(RECORDS SUPPLIED begins)

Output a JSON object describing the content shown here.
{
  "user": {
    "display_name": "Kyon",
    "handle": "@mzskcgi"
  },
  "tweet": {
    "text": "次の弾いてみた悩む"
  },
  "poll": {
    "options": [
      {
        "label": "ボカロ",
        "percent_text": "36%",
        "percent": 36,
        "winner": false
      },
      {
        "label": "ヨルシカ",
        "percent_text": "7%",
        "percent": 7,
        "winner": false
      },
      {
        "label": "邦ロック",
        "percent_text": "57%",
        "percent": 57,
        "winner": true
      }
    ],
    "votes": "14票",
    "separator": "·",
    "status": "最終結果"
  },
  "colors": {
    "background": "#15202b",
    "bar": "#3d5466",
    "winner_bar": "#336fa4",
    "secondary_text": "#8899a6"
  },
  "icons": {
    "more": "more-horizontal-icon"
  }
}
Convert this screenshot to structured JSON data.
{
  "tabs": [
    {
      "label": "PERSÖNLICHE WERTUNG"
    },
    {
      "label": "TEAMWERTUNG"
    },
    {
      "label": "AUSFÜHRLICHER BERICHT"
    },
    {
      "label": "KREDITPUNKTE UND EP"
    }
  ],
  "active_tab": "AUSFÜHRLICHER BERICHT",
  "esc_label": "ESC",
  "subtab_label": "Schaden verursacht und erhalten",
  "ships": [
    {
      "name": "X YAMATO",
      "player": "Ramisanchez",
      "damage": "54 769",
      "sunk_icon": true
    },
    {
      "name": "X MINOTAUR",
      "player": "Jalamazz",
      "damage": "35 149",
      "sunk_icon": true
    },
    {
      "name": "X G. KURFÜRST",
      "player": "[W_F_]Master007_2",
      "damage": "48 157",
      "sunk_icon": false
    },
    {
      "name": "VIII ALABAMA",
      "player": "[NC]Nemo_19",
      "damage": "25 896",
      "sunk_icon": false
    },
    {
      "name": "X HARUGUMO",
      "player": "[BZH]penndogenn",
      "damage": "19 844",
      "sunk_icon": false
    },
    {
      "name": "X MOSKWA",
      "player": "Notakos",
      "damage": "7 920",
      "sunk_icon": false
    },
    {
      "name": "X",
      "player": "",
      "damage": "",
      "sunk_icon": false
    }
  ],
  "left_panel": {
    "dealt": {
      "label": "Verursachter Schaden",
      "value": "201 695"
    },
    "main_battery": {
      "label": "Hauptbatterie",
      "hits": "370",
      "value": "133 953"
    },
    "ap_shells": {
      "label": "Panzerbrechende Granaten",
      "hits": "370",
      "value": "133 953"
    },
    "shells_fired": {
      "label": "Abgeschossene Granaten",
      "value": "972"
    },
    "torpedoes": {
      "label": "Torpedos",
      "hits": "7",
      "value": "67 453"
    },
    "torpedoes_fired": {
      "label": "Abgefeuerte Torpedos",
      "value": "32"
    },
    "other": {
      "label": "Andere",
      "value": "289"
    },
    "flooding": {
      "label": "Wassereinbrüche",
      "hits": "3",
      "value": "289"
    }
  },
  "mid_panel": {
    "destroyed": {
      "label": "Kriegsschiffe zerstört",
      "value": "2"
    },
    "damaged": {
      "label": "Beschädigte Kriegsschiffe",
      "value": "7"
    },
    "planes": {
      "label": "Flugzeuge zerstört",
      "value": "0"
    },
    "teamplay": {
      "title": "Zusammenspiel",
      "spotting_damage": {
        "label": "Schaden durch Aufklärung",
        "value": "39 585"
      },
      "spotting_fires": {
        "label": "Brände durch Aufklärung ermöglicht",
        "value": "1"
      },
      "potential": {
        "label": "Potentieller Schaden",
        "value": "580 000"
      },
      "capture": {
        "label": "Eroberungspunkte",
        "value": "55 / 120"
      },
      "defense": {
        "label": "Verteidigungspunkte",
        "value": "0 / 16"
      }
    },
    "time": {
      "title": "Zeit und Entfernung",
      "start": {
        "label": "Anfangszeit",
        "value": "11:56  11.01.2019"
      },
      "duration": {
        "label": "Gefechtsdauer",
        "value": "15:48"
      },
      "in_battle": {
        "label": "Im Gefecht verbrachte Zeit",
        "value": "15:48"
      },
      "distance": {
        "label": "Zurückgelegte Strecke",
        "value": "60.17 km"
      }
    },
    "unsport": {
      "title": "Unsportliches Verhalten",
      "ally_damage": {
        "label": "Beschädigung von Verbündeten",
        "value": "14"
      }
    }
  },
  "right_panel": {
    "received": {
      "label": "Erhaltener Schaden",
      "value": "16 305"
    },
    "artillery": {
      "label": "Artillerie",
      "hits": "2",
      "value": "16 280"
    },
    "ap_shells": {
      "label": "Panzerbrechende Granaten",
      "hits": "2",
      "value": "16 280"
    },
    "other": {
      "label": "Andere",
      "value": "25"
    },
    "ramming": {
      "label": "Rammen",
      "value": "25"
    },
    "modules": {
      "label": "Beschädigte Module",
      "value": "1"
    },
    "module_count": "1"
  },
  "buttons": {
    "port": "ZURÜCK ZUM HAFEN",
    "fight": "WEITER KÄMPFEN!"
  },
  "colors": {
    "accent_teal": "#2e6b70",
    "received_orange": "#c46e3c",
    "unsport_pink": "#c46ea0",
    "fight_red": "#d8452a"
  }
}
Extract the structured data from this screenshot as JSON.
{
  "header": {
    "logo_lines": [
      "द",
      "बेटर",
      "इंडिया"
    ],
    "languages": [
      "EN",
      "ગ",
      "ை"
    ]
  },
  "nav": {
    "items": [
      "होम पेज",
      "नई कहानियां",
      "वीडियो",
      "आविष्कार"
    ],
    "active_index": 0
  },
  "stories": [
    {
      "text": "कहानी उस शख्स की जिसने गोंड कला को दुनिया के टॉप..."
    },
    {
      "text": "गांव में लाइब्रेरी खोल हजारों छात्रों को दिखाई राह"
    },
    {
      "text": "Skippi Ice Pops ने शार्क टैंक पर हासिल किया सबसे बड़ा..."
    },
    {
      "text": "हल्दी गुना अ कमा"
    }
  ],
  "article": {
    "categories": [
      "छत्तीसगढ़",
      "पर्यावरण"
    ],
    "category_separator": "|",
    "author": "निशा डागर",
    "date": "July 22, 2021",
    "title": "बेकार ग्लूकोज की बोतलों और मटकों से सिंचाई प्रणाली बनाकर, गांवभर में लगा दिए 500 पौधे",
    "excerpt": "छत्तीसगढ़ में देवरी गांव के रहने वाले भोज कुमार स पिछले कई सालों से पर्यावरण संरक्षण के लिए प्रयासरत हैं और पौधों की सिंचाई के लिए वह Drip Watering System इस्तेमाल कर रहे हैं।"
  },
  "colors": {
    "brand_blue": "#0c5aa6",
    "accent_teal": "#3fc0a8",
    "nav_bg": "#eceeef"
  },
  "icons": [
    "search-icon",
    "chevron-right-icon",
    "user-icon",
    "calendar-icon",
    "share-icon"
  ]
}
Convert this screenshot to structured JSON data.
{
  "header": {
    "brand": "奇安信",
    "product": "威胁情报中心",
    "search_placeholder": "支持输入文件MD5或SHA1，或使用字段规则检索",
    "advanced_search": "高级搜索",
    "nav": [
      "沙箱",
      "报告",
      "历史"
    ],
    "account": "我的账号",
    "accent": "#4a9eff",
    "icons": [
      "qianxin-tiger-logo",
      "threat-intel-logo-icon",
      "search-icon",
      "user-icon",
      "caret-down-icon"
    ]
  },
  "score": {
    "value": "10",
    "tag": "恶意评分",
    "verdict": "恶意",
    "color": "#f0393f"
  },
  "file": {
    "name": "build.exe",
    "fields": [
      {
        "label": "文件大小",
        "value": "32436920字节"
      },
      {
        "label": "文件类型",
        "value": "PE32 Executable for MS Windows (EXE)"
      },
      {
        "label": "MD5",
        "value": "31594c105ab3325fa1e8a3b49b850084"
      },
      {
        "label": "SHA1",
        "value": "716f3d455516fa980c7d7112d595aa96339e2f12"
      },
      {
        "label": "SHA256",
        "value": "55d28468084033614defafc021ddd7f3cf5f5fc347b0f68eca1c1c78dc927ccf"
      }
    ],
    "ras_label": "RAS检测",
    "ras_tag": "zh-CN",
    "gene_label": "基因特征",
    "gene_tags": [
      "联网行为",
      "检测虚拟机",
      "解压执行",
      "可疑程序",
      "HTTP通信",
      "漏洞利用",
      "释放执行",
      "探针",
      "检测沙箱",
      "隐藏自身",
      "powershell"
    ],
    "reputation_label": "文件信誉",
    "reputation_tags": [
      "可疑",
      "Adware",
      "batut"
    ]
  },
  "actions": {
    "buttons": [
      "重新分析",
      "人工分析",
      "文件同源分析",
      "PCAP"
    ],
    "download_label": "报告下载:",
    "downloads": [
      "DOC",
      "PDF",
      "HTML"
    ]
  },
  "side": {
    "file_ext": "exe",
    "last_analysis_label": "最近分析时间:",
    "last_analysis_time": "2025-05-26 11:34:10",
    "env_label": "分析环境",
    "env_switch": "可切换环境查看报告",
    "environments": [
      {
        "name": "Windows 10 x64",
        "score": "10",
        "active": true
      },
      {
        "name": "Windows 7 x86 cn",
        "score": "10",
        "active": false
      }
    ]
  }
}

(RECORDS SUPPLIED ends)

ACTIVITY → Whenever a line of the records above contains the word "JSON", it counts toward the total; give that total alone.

REPLY TO THE TASK → 4